[Entries from a dataset of interfaces]
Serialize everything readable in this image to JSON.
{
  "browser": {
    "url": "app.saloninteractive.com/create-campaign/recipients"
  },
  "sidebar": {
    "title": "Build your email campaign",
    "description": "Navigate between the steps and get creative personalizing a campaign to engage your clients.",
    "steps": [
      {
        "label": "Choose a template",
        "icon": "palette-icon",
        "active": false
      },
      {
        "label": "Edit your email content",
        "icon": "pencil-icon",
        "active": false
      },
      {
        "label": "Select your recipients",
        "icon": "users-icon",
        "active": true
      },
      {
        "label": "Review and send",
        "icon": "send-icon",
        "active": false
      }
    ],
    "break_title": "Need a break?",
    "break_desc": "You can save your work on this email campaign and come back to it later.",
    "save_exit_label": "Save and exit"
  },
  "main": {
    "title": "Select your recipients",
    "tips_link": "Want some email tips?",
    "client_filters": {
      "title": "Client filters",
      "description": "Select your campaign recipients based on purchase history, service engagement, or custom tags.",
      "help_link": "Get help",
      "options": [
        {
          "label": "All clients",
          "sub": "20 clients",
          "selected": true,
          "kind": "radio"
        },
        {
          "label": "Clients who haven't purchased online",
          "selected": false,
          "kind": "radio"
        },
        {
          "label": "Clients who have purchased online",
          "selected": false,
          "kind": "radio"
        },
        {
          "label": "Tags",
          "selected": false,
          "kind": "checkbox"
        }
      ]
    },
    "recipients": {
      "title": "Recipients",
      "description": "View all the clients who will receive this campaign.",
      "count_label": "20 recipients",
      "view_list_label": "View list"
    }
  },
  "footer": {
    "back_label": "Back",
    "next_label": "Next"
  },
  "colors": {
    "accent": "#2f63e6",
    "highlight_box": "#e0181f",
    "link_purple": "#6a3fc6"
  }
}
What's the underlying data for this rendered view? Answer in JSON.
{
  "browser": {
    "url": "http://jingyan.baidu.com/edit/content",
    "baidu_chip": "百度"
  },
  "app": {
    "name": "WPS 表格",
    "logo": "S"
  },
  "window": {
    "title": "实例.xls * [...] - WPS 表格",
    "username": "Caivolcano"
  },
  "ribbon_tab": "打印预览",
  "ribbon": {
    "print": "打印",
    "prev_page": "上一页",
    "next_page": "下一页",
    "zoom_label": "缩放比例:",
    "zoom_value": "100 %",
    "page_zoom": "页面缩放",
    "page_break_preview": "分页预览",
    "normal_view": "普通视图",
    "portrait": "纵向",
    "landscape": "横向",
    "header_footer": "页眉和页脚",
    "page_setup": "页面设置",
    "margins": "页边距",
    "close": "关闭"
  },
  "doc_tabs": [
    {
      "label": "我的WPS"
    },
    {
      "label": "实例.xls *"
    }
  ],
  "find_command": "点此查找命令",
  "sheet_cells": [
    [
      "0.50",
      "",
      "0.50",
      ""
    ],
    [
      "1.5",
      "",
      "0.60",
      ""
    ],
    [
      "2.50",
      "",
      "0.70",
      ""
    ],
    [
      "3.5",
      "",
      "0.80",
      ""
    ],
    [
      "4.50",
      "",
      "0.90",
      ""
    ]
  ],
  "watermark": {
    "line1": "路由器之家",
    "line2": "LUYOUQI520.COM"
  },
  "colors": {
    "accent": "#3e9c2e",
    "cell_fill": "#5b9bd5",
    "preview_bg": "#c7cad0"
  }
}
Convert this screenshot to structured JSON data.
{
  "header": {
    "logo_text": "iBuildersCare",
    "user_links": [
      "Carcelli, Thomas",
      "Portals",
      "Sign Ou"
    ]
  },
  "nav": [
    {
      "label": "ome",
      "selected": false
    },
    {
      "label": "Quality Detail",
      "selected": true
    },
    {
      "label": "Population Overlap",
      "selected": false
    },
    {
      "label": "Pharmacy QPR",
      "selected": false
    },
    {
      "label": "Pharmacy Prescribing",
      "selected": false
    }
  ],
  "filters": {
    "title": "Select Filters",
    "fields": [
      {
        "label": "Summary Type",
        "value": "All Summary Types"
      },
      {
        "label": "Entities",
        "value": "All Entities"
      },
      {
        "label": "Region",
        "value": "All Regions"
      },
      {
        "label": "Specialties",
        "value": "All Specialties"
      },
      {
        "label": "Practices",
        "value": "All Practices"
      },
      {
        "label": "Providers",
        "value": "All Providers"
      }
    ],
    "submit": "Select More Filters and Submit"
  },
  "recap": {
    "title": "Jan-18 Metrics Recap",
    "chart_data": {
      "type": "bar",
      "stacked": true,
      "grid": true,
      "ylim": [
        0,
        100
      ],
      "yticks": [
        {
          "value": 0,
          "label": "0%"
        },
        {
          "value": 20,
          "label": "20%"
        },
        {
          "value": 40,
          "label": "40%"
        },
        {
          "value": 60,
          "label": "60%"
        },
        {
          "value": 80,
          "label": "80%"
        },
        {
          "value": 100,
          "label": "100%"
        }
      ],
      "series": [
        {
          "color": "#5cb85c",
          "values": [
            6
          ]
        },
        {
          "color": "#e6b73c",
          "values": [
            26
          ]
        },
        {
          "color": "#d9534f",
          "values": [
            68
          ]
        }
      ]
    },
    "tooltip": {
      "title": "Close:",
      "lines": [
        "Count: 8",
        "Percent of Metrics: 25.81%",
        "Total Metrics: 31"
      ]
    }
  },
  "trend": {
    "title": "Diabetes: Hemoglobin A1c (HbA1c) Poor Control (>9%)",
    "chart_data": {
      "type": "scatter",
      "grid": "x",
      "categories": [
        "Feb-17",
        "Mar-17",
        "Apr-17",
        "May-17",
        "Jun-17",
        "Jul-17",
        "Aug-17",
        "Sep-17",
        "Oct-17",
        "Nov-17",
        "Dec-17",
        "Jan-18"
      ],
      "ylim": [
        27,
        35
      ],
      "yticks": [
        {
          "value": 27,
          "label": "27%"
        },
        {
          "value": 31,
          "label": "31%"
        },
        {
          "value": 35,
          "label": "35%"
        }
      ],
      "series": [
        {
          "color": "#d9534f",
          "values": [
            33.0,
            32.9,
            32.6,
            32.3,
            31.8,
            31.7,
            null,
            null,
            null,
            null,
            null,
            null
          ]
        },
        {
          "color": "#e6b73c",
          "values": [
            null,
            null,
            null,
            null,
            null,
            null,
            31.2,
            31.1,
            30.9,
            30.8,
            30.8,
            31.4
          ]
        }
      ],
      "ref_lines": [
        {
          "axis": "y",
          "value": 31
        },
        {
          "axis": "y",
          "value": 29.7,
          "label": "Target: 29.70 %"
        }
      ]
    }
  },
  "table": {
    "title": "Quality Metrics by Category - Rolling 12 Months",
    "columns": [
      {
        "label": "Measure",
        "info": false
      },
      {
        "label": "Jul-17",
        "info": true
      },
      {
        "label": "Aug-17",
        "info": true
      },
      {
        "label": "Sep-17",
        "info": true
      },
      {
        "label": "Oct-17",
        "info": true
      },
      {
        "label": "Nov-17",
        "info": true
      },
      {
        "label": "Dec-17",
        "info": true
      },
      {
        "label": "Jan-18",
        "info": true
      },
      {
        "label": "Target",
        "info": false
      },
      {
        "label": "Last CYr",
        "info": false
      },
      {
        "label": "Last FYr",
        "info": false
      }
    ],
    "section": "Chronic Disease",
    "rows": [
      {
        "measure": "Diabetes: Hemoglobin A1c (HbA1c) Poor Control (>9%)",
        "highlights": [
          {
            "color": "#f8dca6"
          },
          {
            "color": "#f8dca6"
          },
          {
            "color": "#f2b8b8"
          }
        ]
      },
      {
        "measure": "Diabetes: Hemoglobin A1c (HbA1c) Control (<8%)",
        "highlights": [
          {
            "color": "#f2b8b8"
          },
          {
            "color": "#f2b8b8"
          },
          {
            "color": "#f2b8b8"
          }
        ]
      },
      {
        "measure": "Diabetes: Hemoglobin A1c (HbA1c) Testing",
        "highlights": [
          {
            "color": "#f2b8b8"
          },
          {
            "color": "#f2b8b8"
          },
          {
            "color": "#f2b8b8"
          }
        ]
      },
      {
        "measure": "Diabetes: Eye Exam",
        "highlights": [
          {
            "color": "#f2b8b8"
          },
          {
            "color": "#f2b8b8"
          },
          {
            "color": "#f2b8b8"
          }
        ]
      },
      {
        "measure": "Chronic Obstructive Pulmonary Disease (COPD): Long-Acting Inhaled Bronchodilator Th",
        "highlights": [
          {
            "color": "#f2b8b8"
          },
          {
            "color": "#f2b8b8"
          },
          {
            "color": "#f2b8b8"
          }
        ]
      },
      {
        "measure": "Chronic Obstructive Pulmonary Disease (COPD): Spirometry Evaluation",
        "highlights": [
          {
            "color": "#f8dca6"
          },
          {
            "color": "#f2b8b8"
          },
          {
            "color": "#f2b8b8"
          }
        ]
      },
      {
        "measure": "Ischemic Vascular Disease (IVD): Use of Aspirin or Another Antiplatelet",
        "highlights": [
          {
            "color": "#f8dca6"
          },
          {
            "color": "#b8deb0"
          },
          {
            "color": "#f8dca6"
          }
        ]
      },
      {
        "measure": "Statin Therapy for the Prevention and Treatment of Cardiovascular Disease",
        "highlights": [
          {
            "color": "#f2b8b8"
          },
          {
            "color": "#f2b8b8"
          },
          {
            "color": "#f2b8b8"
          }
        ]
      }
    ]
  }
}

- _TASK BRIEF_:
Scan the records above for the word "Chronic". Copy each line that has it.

- _RESULT OF THIS TASK_:
    "section": "Chronic Disease",
        "measure": "Chronic Obstructive Pulmonary Disease (COPD): Long-Acting Inhaled Bronchodilator Th",
        "measure": "Chronic Obstructive Pulmonary Disease (COPD): Spirometry Evaluation",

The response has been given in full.